Worship, by its best definition, never stops. It is bigger than Sunday services or private devotional time, drawing those things up into a larger whole. By worship, we orient our entire life around what we love—an act of affection we pursue even if it takes a lifetime. But worship is also completely practical; we orient our life around what we believe will sustain us.
Here, the desert can paint a vivid picture for us. Is anything more precious in that setting than water? Its entire ecosystem, an intricate diversity of plants and creatures, organizes itself around the thirst and wait for water to be given. Desert foxes sleep through the dehydrating heat of the day and live nocturnally. Certain cacti spread their roots wide, like an inverted umbrella under the soil, ready to catch as much water as possible should it rain. What are these peculiar habits but echoes of true worship, of our own lives oriented around the giver of living water?
I believe that we Christians can well understand ourselves as something of a desert people, but to do that, we have to confront a bit of a dilemma. An image of lush forest refreshed by cool rains and clear streams may haunt us like a memory we want to come true, but this is not our present world. Though we have been spiritually resurrected (Rom. 6:4), though we are presently alive and bound for a kingdom beyond death, we still go on in this world bound to death and toil, and will do so for some time. So goes our puzzling Christian life. We have tasted living water, but sorrow and loss still stalk our landscape, ready to set heavily into place and remind us that we have not completely left the desert. Not yet.
So goes our puzzling Christian life. We have tasted living water, but sorrow and loss still stalk our landscape, ready to set heavily into place and remind us that we have not completely left the desert. Not yet.
I have a dark turn of mind, I guess. I am wont to ache with the “not yet” of the Christian life whereas others of you may be more attuned to the “already.” I’d say we need each other. Your witness to the present pleasures of the kingdom can raise my spirits. I’ll offer my more somber meditations as, I hope, an encouragement when you come up longing. And we’ll all keep waiting for that final rain that turns the whole world into lush paradise again.
My ache for the kingdom comes to me like a thirst. It hit me a while back when I felt the bite of transitioning from work I found promising and meaningful to a mere bill-paying job. I feel it at every funeral and every visit to a sick bed. Still, the thirst visits me most often when I go to bed and my nocturnal specter rises like a bleached skeleton from the sand and asks, “Is this it?” This question comes to me at the end of frustrating days, but it has come to me even at the end of good days, much to my embarrassment. Feeling parched reminds me that, much like the desert, I am both alive and waiting to come to life.
The thirst visits me most often when I go to bed and my nocturnal specter rises like a bleached skeleton from the sand and asks, “Is this it?”
While waiting, I’m tempted to stray after any mirage, any promised “good life” I may come across. And in a world trying desperately, for a fee, to be the eternal garden of my dreams, mirages are plenty, though death and dead ends each.

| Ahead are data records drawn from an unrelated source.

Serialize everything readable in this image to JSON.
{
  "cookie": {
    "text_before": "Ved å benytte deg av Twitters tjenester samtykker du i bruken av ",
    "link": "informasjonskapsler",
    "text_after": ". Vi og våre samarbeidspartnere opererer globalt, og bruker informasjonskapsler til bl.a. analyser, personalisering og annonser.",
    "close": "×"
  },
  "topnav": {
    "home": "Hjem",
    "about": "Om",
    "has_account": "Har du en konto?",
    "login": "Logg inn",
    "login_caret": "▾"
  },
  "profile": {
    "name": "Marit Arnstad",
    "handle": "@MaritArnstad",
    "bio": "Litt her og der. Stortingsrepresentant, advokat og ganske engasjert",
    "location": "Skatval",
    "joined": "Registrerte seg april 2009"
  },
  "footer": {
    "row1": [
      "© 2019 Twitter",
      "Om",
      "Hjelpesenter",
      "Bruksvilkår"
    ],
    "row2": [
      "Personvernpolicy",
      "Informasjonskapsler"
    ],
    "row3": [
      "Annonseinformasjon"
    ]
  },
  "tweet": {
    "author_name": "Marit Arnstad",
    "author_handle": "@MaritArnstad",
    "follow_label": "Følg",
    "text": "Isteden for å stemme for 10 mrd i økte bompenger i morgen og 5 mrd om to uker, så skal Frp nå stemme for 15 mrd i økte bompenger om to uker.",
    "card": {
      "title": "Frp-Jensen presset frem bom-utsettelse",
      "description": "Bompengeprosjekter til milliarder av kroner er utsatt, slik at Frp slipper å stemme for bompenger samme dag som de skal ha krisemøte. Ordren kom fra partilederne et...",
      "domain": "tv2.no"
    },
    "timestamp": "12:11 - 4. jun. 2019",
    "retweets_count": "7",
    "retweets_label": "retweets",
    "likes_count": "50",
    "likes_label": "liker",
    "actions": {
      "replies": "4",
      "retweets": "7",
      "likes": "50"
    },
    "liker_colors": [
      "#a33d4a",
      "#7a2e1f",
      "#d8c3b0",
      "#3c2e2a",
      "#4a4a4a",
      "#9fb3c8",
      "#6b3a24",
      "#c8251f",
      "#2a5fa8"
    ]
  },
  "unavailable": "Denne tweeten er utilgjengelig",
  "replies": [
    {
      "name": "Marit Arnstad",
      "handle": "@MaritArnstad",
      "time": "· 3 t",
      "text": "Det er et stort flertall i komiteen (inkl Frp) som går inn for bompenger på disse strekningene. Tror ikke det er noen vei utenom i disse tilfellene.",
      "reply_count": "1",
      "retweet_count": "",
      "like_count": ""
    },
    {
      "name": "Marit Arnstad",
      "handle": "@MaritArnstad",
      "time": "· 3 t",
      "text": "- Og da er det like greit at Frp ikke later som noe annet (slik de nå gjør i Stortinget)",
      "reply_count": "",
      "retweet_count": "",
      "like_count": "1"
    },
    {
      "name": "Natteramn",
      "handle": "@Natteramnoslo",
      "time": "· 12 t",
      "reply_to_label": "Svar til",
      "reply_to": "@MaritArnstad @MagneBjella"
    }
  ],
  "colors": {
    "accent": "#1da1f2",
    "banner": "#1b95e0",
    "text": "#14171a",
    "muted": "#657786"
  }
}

If I could only be admired by the people I admire, if I could only achieve something great, then I might never thirst again. I must be reminded that I have the life, character, and relationships God has given me—I’m to be thankful for each of these gifts, stewarding them faithfully whether it makes a name for me or not. Fidelity to what is given because we love the giver: this is the mysterious practice of Christian worship, a patient bond that sustains even when we feel anything but worshipful. When we feel dry, we must remember: Our true thirst is the thirst that Jesus called blessed in His famous sermon. This thirst does not belie worship but aims it.
For our peculiar habit of Christian worship to endure in desert times, it must have one essential component. Not comfort and not happiness, though such little showers do come and go. For us, for now, worship must have faith. The desert wildflower shedding her seeds into sun-scorched soil acts in faith, trusting that rain will be provided, though the wait may be a generation or more. She doesn’t make a calendar and count down the days until the rain should come, but rather, she makes the best seeds she can and sets them to patience until the rains do come. She is content to wait, for the rain has never failed, though it may tarry.
Lord, please don’t tarry long.
Illustration by Jeff Gregory